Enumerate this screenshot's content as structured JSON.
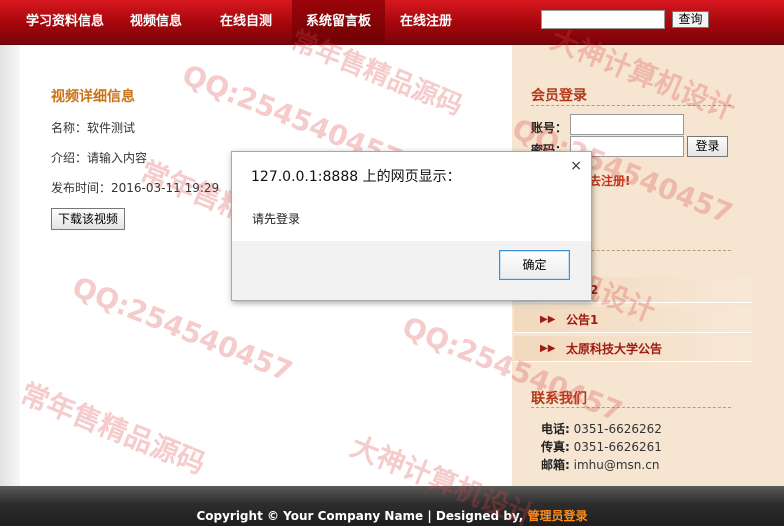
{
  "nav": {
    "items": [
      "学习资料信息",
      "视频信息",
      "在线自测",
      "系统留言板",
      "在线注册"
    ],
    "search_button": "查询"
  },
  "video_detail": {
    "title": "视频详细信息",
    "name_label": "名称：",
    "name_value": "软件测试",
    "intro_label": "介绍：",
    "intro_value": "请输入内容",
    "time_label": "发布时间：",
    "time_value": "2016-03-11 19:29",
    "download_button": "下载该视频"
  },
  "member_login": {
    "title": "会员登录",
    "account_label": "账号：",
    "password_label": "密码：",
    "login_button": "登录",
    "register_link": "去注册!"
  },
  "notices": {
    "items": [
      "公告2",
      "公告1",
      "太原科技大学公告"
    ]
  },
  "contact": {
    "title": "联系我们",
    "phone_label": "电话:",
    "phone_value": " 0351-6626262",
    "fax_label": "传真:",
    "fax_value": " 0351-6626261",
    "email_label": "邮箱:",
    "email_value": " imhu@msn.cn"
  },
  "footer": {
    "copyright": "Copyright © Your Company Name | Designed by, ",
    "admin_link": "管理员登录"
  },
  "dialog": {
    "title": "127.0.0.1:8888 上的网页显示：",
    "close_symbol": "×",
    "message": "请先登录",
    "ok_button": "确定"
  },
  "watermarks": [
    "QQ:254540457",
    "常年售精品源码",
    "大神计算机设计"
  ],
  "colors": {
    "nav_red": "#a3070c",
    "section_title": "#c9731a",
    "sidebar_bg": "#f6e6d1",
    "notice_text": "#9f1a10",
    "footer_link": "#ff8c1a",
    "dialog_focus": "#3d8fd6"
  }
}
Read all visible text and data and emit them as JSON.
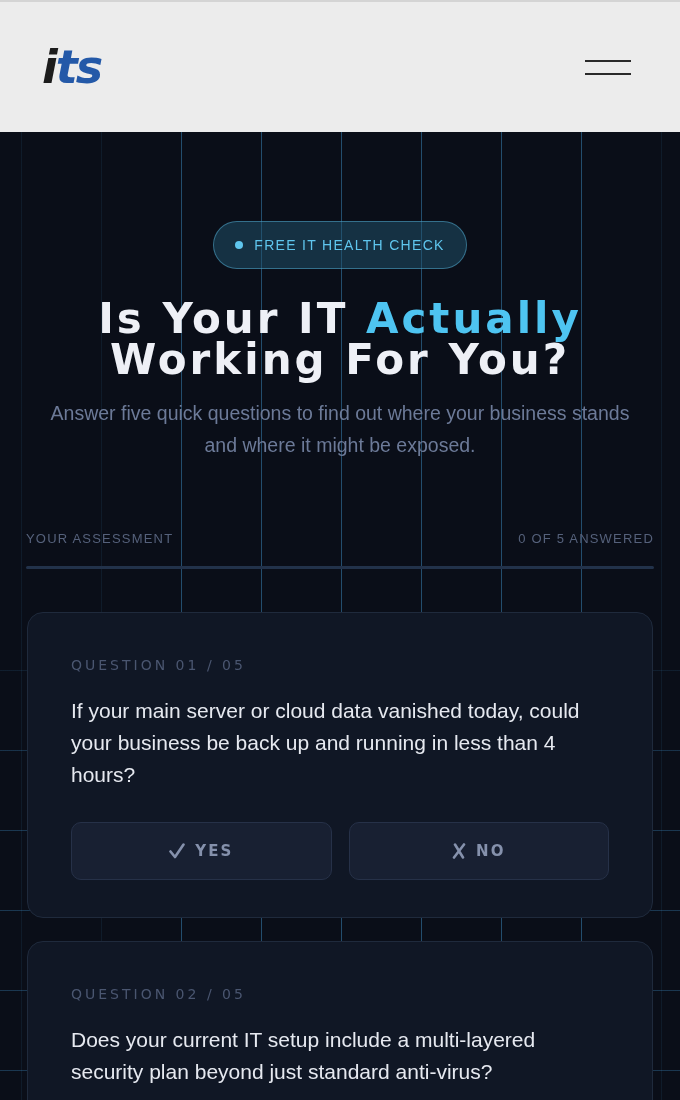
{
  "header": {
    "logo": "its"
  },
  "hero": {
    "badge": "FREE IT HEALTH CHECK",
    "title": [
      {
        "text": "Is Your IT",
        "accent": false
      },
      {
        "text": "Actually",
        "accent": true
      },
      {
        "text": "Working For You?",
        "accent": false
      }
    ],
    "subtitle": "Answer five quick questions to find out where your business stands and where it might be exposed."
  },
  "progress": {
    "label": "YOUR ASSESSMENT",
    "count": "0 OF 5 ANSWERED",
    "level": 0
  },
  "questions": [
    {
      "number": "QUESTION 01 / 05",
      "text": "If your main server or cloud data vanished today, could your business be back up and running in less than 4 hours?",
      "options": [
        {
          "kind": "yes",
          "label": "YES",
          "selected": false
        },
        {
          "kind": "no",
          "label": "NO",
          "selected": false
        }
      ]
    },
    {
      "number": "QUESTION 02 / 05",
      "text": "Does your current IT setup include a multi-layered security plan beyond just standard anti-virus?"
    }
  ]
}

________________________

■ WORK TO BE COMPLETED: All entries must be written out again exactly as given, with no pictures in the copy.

■ RESULT:
Enumerate this screenshot's content as structured JSON.
{
  "nav": {
    "items": [
      "学习资料信息",
      "视频信息",
      "在线自测",
      "系统留言板",
      "在线注册"
    ],
    "search_button": "查询"
  },
  "video_detail": {
    "title": "视频详细信息",
    "name_label": "名称：",
    "name_value": "软件测试",
    "intro_label": "介绍：",
    "intro_value": "请输入内容",
    "time_label": "发布时间：",
    "time_value": "2016-03-11 19:29",
    "download_button": "下载该视频"
  },
  "member_login": {
    "title": "会员登录",
    "account_label": "账号：",
    "password_label": "密码：",
    "login_button": "登录",
    "register_link": "去注册!"
  },
  "notices": {
    "items": [
      "公告2",
      "公告1",
      "太原科技大学公告"
    ]
  },
  "contact": {
    "title": "联系我们",
    "phone_label": "电话:",
    "phone_value": " 0351-6626262",
    "fax_label": "传真:",
    "fax_value": " 0351-6626261",
    "email_label": "邮箱:",
    "email_value": " imhu@msn.cn"
  },
  "footer": {
    "copyright": "Copyright © Your Company Name | Designed by, ",
    "admin_link": "管理员登录"
  },
  "dialog": {
    "title": "127.0.0.1:8888 上的网页显示：",
    "close_symbol": "×",
    "message": "请先登录",
    "ok_button": "确定"
  },
  "watermarks": [
    "QQ:254540457",
    "常年售精品源码",
    "大神计算机设计"
  ],
  "colors": {
    "nav_red": "#a3070c",
    "section_title": "#c9731a",
    "sidebar_bg": "#f6e6d1",
    "notice_text": "#9f1a10",
    "footer_link": "#ff8c1a",
    "dialog_focus": "#3d8fd6"
  }
}
Read all visible text and data and emit them as JSON.
{
  "header": {
    "logo": "its"
  },
  "hero": {
    "badge": "FREE IT HEALTH CHECK",
    "title": [
      {
        "text": "Is Your IT",
        "accent": false
      },
      {
        "text": "Actually",
        "accent": true
      },
      {
        "text": "Working For You?",
        "accent": false
      }
    ],
    "subtitle": "Answer five quick questions to find out where your business stands and where it might be exposed."
  },
  "progress": {
    "label": "YOUR ASSESSMENT",
    "count": "0 OF 5 ANSWERED",
    "level": 0
  },
  "questions": [
    {
      "number": "QUESTION 01 / 05",
      "text": "If your main server or cloud data vanished today, could your business be back up and running in less than 4 hours?",
      "options": [
        {
          "kind": "yes",
          "label": "YES",
          "selected": false
        },
        {
          "kind": "no",
          "label": "NO",
          "selected": false
        }
      ]
    },
    {
      "number": "QUESTION 02 / 05",
      "text": "Does your current IT setup include a multi-layered security plan beyond just standard anti-virus?"
    }
  ]
}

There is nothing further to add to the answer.